Presbyterian testimonies from the UN 61st CSW
May 5, 2017
Leslie Cox is a second-year seminary student at Columbia Theological Seminary in the Masters of Divinity program. She is focusing her efforts in advocacy and inclusion, and has started the blog loveles.co about “Queer Love Stories.”
As a lesbian seeking ordination in the Presbyterian Church (U.S.A.), Cox’s blog promotes, elevates and celebrates different voices with a particular interest of those who identify as LGBTQ. Prior to joining the PC(USA), Cox belonged to the Presbyterian Church of America, where she served on a search committee for her congregation.
“I’ve seen the harm that theology can do,” Cox said. “Bad theology can impact churches when we no longer see God as love but use theology to enslave individuals mentally. … Bad theology causes divisiveness and exclusivity rather than inclusiveness. I became a member of the PC(USA) because the denomination truly tries to foster diversity and tries to build relationships with all of God’s children.”
Cox was one of the 12 young women delegates who attended the United Nations 61st Commission on the Status of Women (CSW) with sponsorship from the Racial Ethnic & Women’s Ministries Women’s Leadership Development and Young Women’s Ministry of the Presbyterian Mission Agency.

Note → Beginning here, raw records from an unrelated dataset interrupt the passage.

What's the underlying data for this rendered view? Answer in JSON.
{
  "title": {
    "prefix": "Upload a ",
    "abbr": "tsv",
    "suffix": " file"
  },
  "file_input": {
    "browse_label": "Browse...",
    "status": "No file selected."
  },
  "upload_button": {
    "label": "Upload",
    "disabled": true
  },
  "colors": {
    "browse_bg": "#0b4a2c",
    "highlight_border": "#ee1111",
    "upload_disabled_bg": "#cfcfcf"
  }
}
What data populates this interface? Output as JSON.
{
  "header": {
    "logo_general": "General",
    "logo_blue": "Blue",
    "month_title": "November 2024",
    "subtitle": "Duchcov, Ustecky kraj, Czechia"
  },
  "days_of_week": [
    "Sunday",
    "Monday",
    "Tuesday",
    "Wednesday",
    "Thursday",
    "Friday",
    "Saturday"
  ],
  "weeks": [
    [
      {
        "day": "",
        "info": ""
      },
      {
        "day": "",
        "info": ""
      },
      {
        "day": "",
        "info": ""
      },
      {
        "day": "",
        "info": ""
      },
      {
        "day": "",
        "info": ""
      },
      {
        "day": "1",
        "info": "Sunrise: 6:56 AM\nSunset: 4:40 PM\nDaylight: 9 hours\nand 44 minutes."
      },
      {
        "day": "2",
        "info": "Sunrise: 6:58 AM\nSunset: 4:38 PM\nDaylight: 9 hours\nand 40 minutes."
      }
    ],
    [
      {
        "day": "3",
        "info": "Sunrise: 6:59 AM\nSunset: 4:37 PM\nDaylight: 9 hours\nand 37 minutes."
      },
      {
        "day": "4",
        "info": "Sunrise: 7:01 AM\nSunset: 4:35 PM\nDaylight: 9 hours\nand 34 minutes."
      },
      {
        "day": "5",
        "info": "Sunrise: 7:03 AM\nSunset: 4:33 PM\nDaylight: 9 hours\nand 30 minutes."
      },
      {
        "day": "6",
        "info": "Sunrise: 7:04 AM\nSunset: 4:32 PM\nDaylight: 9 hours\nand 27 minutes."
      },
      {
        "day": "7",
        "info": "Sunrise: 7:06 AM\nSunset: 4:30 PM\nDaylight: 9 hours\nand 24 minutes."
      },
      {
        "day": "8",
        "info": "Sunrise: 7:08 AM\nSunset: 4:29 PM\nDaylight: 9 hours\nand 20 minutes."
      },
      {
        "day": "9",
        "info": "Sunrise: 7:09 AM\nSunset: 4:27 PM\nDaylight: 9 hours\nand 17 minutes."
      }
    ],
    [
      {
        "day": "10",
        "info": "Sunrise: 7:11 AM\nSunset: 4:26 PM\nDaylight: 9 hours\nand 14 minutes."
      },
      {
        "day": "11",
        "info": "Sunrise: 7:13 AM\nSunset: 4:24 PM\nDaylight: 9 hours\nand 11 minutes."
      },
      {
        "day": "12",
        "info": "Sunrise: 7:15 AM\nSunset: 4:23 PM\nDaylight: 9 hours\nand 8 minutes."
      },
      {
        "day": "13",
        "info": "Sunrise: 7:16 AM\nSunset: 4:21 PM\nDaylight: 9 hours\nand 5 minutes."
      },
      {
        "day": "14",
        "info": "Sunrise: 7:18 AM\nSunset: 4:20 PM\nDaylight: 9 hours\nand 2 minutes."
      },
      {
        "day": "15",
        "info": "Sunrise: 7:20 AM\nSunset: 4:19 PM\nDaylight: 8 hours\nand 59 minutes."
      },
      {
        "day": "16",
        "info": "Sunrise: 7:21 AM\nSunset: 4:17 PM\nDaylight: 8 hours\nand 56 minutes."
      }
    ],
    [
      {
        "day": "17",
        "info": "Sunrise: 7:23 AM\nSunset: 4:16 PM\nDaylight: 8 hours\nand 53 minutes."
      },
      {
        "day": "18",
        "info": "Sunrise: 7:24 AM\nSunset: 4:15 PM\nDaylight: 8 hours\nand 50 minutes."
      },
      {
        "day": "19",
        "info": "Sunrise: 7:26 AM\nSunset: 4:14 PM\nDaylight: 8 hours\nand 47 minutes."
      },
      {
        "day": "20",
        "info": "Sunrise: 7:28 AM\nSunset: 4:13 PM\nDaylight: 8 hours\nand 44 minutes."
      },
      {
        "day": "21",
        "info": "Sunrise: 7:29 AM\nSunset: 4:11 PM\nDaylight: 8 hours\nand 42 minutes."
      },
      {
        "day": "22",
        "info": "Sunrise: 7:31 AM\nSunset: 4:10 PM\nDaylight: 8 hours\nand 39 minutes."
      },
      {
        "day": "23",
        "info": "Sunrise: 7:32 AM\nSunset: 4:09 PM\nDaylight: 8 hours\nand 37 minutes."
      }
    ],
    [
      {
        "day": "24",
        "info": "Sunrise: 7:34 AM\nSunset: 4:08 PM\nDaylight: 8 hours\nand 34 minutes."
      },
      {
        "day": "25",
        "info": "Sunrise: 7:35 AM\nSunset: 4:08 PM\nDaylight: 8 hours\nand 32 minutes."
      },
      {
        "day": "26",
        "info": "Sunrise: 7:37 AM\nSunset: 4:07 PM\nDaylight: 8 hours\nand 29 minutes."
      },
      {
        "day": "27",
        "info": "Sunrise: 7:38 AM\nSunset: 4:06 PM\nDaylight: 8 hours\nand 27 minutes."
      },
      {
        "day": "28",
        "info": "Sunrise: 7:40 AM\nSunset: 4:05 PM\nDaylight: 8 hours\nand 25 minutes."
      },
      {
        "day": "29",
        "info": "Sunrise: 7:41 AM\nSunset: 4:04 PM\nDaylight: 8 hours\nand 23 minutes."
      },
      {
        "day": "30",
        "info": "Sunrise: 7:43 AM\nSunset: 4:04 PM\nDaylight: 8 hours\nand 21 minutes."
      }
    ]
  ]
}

CSW is a function of the United Nations Economic and Social Council. It is a global policy-making body exclusively dedicated to promoting gender equality and the empowerment of women.
“Being here has meant the world to me,” Cox said. “I’ve been able to attend panels that speak to LGBTQ rights and [also] the PC(USA)’s presentation on Gender and Leadership within the church. I will be able to take back the stories and voices I’ve heard here to my church and my seminary. This will help me write slam poetry, which looks like three-minute sermons that follow poetic prose.”
Cox applied for one of the PMA scholarships to CSW last year but wasn’t selected. “I am so happy that God’s divine timing worked out,” she said. “In light of the current political season I really feel I need to be here for such a time as this.
“These stories have been wonderful,” she said. “I think testimonies change things—hearts, minds and even theology. I’d like to share my testimony and the testimony of others that I heard at the CSW to encourage the church to take action.”
For Cox, that involves an active faith. “I’d love to see the church write letters and engage politicians to stand up for the rights for the LGBTQ community and the rights of immigrants,” she said. “It’s time for the church to speak up and to rise up against the injustices of this administration. After attending the CSW I feel empowered to use my voice and privilege to speak up on behalf of any of God’s children that are being oppressed right now. “
The Presbyterian Church (U.S.A.) has been active in the United Nations since before the UN was officially formed. The Presbyterian Ministry at the United Nations represents the policies of the PC(USA) General Assembly within the United Nations community.
Gail Strange, Communications Strategist, Presbyterian Mission Agency
Today’s Focus: Commission on the Status of Women
Let us join in prayer for:
Columbia Theological Seminary Staff
Ryan P. Bonfiglio, lecturer in Old Testament
Brennan W. Breed, assistant professor of Old Testament; director of QEP
Elizabeth Johnson, J. Davison Philips professor of New Testament
Raj Nadella, assistant professor of New Testament, director of MATS Program
Stanley P. Saunders, associate professor of New Testament
Christine Roy Yoder, interim dean of faculty and vice president for academic affairs
PC(USA) Agencies’ Staff
Let us pray:
Gracious God, pour out your love and care on your children across the globe. Grant us new insight into your dream for us of love and compassion for all of our brothers and sisters. Amen.